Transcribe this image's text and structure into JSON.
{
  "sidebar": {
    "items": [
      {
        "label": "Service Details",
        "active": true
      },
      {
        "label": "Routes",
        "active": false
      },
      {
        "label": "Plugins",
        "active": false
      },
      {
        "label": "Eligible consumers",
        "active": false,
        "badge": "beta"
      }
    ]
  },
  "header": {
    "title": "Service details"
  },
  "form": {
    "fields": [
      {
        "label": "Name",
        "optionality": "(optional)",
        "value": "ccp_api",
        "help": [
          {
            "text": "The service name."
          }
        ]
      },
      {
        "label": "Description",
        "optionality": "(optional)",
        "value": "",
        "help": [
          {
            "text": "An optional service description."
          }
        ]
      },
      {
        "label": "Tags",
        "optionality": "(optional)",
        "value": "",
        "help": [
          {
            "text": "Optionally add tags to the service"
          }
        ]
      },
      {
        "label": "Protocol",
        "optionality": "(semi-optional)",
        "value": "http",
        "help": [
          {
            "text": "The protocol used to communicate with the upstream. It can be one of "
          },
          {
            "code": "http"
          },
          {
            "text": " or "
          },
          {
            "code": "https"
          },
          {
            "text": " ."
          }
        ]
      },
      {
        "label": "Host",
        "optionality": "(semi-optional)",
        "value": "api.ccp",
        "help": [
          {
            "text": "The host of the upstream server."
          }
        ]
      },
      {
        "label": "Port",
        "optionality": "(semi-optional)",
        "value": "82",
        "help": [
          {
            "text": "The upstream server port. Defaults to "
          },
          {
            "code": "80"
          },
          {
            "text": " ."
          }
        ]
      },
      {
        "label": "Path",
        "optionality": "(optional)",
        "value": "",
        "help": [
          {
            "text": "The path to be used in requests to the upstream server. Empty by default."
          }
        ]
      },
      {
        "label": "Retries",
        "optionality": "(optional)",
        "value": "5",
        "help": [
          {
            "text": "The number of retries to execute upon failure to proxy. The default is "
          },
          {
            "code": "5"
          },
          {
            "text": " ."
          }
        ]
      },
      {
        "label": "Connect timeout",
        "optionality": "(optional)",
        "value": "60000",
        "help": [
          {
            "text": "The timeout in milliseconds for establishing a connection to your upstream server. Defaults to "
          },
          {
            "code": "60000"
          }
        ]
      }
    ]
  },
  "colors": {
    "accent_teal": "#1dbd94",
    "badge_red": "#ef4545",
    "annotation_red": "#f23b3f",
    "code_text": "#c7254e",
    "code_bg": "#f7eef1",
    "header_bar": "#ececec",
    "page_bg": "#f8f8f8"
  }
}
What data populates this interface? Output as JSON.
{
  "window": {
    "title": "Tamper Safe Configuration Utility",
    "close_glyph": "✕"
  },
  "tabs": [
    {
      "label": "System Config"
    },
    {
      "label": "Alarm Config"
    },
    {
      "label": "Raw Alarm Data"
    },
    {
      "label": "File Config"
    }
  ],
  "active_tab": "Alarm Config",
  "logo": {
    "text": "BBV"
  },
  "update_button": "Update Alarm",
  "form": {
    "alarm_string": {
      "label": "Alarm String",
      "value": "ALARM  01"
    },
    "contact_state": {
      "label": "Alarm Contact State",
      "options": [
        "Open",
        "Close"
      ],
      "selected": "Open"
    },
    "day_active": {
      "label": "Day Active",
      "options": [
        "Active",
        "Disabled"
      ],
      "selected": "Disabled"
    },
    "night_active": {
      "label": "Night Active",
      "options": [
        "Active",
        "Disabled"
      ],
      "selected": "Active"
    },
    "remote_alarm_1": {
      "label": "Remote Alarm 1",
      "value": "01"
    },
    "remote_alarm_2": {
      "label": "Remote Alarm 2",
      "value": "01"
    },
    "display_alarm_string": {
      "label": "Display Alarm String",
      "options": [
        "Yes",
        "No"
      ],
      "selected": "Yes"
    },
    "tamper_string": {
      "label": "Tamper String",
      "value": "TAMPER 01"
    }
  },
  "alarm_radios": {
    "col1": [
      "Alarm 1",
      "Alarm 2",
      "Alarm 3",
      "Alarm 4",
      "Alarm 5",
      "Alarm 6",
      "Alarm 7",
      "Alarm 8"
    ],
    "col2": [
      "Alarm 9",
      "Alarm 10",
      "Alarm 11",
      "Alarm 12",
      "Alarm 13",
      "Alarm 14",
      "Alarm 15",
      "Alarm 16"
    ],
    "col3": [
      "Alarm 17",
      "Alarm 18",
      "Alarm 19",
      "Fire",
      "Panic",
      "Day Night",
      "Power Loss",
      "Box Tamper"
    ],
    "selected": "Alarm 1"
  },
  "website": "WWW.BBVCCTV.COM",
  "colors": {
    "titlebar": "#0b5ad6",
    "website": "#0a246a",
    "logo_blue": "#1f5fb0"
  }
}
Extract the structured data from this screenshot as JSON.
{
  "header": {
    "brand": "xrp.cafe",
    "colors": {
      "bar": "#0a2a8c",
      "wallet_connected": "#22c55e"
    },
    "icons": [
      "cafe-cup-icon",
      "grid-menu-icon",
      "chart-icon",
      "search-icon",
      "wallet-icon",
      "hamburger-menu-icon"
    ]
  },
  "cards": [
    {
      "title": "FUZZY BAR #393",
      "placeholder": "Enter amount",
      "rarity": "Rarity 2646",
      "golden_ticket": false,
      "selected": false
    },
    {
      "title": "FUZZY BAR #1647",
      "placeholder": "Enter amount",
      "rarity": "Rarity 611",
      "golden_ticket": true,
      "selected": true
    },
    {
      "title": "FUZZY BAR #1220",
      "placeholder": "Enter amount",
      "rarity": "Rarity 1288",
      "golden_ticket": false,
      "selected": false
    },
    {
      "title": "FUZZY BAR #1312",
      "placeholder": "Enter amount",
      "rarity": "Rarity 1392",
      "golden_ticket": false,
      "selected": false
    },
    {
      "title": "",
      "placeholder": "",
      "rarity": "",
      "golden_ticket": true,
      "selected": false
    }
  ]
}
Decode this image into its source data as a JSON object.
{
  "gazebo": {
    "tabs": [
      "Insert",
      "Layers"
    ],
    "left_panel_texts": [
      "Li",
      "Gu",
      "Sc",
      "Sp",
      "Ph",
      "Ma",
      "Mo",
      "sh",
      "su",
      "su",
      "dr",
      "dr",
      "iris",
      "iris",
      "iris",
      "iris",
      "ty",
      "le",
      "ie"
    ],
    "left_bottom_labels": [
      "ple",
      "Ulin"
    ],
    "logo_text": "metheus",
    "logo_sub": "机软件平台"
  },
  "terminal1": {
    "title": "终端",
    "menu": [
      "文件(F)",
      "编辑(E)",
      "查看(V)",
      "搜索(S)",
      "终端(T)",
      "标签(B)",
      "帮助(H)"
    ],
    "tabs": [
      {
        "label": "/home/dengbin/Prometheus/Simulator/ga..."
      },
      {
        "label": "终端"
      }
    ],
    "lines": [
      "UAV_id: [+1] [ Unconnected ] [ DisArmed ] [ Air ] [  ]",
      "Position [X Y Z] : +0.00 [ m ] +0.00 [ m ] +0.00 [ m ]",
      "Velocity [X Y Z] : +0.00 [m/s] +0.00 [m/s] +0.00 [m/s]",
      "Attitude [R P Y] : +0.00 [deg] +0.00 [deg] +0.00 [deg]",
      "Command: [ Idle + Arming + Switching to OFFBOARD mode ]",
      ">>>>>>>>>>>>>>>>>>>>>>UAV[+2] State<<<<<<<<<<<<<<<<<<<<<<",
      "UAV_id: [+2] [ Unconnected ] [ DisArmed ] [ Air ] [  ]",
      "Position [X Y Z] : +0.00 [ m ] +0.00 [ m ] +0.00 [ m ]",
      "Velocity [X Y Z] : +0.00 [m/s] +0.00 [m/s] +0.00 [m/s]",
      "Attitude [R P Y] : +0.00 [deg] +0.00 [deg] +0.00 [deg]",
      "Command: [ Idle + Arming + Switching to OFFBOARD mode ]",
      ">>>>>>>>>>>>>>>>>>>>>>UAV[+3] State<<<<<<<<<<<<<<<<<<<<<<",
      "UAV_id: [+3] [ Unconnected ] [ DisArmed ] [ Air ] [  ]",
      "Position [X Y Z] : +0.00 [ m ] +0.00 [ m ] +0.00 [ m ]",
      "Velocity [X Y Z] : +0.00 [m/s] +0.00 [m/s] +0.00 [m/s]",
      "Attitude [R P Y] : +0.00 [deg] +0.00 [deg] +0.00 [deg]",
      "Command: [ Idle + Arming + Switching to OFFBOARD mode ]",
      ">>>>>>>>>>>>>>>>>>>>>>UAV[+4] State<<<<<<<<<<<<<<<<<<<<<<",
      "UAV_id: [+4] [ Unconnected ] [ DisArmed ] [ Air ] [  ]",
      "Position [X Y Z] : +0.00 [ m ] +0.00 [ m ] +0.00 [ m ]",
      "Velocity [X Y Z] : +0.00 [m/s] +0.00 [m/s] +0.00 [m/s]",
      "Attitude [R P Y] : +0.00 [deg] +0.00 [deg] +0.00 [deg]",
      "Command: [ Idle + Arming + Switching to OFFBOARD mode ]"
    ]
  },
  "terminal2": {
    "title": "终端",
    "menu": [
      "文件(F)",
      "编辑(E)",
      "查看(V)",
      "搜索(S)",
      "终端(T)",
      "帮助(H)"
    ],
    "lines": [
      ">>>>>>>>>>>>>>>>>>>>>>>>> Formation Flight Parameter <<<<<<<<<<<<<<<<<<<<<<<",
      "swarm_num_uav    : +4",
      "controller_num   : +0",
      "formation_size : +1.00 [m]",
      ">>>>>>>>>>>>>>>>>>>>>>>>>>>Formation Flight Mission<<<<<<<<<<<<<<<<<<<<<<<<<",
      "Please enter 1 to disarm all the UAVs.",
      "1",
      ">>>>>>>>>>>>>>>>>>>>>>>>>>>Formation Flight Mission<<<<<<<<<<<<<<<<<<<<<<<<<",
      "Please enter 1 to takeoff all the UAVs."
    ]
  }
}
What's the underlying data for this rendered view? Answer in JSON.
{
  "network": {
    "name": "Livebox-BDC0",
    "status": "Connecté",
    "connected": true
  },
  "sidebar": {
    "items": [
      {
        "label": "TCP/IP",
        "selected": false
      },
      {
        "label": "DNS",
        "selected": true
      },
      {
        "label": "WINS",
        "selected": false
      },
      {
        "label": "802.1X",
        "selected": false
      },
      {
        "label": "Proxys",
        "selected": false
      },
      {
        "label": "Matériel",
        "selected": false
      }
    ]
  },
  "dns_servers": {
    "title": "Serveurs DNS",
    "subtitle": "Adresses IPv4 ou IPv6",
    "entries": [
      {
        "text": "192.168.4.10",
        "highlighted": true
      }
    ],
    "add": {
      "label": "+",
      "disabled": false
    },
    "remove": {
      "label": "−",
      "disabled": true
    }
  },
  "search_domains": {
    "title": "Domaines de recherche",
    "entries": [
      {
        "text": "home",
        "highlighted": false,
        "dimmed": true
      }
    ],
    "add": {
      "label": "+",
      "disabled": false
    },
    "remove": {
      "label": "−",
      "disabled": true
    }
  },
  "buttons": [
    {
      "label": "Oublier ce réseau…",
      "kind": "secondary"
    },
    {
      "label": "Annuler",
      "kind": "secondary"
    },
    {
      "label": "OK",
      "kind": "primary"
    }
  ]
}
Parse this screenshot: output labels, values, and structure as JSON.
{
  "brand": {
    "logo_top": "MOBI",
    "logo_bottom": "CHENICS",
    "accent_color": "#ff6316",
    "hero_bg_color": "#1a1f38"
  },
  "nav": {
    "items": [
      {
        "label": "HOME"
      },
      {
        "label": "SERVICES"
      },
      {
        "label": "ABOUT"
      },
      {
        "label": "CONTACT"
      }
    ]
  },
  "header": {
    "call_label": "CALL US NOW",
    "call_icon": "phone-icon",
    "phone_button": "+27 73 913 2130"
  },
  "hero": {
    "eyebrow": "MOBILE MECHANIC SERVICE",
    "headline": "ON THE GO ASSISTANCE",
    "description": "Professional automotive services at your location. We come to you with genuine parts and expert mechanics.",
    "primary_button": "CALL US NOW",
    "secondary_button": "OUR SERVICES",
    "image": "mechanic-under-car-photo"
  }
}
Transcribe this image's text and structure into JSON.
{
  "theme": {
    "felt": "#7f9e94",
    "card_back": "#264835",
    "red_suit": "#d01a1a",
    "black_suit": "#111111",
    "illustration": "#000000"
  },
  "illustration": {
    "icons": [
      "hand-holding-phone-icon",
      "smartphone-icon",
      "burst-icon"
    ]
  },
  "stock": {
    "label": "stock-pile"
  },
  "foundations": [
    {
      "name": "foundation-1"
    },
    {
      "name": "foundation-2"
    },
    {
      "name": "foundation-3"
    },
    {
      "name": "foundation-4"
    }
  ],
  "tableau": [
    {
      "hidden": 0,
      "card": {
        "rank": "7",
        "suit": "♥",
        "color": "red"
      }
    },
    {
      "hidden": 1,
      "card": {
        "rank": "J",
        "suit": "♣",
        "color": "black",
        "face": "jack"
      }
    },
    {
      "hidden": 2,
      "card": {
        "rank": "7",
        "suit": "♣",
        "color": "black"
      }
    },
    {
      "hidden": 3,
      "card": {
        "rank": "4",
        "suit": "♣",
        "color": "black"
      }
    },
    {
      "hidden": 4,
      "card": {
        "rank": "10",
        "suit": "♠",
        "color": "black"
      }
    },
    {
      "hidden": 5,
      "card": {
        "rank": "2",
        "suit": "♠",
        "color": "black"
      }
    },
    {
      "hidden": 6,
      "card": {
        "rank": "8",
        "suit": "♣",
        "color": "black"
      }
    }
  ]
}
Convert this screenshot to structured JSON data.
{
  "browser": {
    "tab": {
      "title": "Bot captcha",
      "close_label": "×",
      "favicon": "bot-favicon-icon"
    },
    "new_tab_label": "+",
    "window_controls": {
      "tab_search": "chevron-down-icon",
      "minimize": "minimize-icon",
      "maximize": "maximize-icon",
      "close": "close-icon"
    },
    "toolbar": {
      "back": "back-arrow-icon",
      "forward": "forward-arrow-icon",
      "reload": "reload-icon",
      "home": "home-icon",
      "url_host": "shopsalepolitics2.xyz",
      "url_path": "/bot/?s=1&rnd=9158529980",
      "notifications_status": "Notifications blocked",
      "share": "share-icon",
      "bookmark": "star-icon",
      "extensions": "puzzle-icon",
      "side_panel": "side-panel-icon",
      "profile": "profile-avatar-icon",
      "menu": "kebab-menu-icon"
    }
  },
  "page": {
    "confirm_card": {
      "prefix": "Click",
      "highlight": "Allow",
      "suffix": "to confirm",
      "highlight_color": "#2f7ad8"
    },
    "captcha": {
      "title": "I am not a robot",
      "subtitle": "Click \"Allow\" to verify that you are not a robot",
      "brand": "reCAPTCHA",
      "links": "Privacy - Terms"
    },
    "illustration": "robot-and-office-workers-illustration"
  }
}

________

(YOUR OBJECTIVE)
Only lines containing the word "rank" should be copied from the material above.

(ANSWER AREA)
        "rank": "7",
        "rank": "J",
        "rank": "7",
        "rank": "4",
        "rank": "10",
        "rank": "2",
        "rank": "8",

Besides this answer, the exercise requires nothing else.